Hostage Suspect Claimed Abuse by Priest
Lawsuit Said Alleged Priest Gave Him Alcohol, Another Showed Him Porn, Molested Him

By Jake Tapper
ABC News
November 30, 2007

Leeland Eisenberg in 2007, pointing to a warning police left in his car stating the car was unlocked and that police were concerned the owner could become a victim of property crime. A law enforcement official confirmed that Leeland Eisenberg was the man wearing what appeared to be a bomb strapped to his chest who walked into a Hillary Clinton campaign office Friday, Nov. 30. 2007, took several hostages and demanded to speak to the candidate.
Photo by Mike Ross
The suspect arrested for allegedly holding hostages at Sen. Hillary Clinton's New Hampshire presidential campaign headquarters claimed a history of abuse at the hands of a priest, who has since been defrocked amid allegations of sexually abusing young men.

Leeland E. Eisenberg, formerly known as Ralph Woodward, sued the Archdiocese of Boston and Cardinal Bernard Law in 2002 for negligence and infliction of emotional distress, alleging that at a young and vulnerable point in his life he was molested by the Rev. Richard Buntel.

Eisenberg claimed in his lawsuit that in or around 1982 or 1983, when he was about 21 years old, he was "homeless and living in abandoned cars in a local junk yard" in Ayer, Mass., at least in part as a result of the death of his mother and a traumatic childhood at the hands of his "violent, alcoholic father."

Eisenberg went to St. Catherine's Parish in Westford, Mass., where he asked for help. The Rev. Daniel Cronin, who was the senior priest, hired Eisenberg to paint the church in exchange for room and board. Eisenberg was given a cot in the boiler room.

Enter Buntel

On Cronin's days off, Buntel, also a priest at St. Catherine's, would take Eisenberg out for lunch and drinks. Back at the rectory, Cronin allegedly continued to offer Eisenberg "numerous drinks."

After that, Buntel -- who was later forced to resign as a priest -- "would bring out a box of pornographic material, sit beside the plaintiff" -- Eisenberg -- "on a couch, pull out pornographic pictures and magazines and insist the plaintiff look at the pornographic materials," the suit alleged. "Father Buntel would then sexually molest the plaintiff."

Eisenberg claimed that the incidents made him suicidal. The suit, filed by the law firm Greenburg Traurig, claimed that Eisenberg "felt that he needed to stay in the good graces of Father Buntel," since he relied upon him for food and shelter, and feared if he offended the priest his "only means of survival would be ripped away from him."

Concerns about Buntel's inappropriate behavior with alcohol and young men had been voiced as early as 1983, according to documents provided on the Web site A fellow priest, the Rev. John D'Arcy, wrote to the Archdiocese in 1983 (LINK) that "I think that these allegations are true."
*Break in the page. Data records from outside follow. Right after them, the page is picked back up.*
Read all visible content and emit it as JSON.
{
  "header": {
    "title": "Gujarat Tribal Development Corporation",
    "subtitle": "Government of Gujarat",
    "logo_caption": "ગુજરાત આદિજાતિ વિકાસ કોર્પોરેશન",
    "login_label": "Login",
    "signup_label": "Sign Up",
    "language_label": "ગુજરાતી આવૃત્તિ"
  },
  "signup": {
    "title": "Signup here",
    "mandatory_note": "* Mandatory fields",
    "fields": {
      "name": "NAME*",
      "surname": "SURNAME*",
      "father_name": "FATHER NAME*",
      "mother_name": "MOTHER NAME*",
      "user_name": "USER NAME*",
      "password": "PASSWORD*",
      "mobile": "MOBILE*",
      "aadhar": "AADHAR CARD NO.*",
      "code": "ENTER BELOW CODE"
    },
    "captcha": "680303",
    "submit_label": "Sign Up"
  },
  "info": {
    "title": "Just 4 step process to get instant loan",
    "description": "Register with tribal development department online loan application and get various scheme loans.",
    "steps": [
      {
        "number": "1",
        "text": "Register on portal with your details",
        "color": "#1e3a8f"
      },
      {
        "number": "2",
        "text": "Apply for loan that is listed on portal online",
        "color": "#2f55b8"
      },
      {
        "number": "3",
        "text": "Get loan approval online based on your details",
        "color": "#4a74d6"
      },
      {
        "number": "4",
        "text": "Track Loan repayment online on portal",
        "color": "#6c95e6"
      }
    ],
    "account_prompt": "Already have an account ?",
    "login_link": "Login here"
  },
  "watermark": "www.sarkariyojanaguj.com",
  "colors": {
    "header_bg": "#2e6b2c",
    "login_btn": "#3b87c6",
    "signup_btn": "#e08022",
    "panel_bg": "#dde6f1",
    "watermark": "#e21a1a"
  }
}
Cardinal Law did not put Buntel on administrative leave as a priest until 1994 (LINK), after which he served as business manager for St. Thomas of Villanova Church. Then as the scandal broke surrounding priests preying on young boys, Law removed Buntel and five other priests from their posts in 2002.

As of Friday evening, it was unclear how Eisenberg's lawsuit was resolved. Buntel could not be reached for comment.


Any original material on these pages is copyright © 2004. Reproduce freely with attribution.